Note: your first initial plot may take a while in Julia. Julia compiles the source code ahead-of-time upon the first function call (unless you explicitly compiled it yourself beforehand with PackageCompiler.jl). That means the first function call is slower than all the other subsequent calls. That’s fine for an animation with lots of frames like we need. Just don’t be too alarmed about things taking a moment. And the Julia development community is rapidly speeding up the compilation, so this will get better and better.

Now let’s make that initial scene:

using Makie, AbstractPlotting

outer_padding = 30
scene, layout = layoutscene(
    resolution = (1200, 700),
    backgroundcolor = RGBf0(0.99, 0.99, 0.99),

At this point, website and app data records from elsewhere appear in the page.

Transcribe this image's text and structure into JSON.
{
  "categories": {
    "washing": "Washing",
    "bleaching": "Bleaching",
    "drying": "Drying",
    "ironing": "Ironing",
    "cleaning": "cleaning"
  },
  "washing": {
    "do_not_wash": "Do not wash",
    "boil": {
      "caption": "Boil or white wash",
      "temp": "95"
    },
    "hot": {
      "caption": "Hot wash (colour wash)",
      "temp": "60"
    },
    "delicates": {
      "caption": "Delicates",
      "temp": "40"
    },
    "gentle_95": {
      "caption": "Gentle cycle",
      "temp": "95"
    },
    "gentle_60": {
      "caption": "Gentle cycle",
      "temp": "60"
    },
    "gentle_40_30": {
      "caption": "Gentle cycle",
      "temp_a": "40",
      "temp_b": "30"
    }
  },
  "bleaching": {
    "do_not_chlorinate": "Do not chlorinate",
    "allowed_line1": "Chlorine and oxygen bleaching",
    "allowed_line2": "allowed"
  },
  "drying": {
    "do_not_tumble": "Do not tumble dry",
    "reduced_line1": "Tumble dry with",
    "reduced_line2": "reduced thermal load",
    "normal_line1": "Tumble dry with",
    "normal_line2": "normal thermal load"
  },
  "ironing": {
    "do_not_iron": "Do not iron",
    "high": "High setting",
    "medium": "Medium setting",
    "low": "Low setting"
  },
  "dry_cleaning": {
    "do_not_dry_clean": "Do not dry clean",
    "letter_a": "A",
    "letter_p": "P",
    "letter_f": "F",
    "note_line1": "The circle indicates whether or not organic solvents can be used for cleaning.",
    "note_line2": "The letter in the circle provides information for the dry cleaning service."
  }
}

ax = Array{LAxis, 1}(undef, nchannels)
for n = 1:nchannels
    ax[n] = layout[n, 1] = LAxis(scene, ylabel = "ch$n")
    lines!(ax[n], xs, ys[n], color = color, linewidth = 2)

Now while the EMG data is streaming we need to acquire it and update the y-axis Nodes. Remember that Makie will refresh the plot for us if we do that right. So you need something like this:

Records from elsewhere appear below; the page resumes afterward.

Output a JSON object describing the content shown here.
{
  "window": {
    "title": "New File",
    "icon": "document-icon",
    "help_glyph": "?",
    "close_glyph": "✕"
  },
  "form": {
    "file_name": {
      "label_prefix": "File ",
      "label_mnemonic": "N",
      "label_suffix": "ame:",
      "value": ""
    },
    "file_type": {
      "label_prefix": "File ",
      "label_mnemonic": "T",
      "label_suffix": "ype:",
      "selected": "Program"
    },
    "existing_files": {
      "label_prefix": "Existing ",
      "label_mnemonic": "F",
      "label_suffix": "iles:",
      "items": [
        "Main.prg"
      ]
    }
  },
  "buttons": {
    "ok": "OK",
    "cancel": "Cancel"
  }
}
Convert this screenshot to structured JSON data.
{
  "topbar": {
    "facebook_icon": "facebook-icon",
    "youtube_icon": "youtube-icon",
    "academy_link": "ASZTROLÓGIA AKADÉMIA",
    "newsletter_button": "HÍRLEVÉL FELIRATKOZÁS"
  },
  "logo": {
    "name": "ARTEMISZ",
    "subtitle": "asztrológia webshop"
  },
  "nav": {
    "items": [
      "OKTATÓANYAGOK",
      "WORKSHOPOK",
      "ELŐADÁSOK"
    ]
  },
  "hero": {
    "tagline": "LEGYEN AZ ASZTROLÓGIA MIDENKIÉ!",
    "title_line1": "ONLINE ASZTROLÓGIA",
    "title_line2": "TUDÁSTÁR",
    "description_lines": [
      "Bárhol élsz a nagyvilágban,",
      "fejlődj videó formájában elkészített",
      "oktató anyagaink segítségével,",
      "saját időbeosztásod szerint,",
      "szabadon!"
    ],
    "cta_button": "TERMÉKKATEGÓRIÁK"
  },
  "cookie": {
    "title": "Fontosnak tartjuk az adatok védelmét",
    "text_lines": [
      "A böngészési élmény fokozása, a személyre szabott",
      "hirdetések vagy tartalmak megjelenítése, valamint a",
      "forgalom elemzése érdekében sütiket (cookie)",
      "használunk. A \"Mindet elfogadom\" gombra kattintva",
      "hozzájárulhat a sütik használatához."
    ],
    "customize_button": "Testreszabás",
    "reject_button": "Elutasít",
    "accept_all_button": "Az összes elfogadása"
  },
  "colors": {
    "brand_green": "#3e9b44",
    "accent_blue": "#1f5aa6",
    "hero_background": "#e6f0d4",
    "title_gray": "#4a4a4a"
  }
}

    sleep(delay) # wait a small moment (use a time interval below your desired frame rate)

    # get some new data, remember this calls get_some_board_data()
    emg_data = data_func()
    # update each Node individually
    for n = 1:nchannels
        ys[n][] = view(emg_data, :, n)

Well that was it. Yes, really! Ofcourse you can further tinker with it. For example, change all the axes properties to get a dark theme like I created, but that’s just details you can find in the Makie documentation.

Parallel processing

Ok, one last thing.

This animated plot will block your REPL, because it uses the same thread. You can kill it with ctrl+c, but if you want some easy parallel processing you can use Julia tasks. Again this is trivial, just create a task using the macro and schedule it:

t = @task BrainFlowViz.plot_data(...)
sleep(0.5) # sometimes I have to give it a little time

You can stop the task by scheduling an InterruptException, which is similar to what happens when you hit ctrl+c:

schedule(t, InterruptException(), error=true)


I showed you how I visualized the streaming data from the gForcePro armband. For me it was a very smooth experience and I hope you learned just how easy it is nowadays to get started with your bio-sensor data. Please reach out if you do things with BrainFlow! You can also join our BrainFlow Slack channel if you have further questions or suggestions.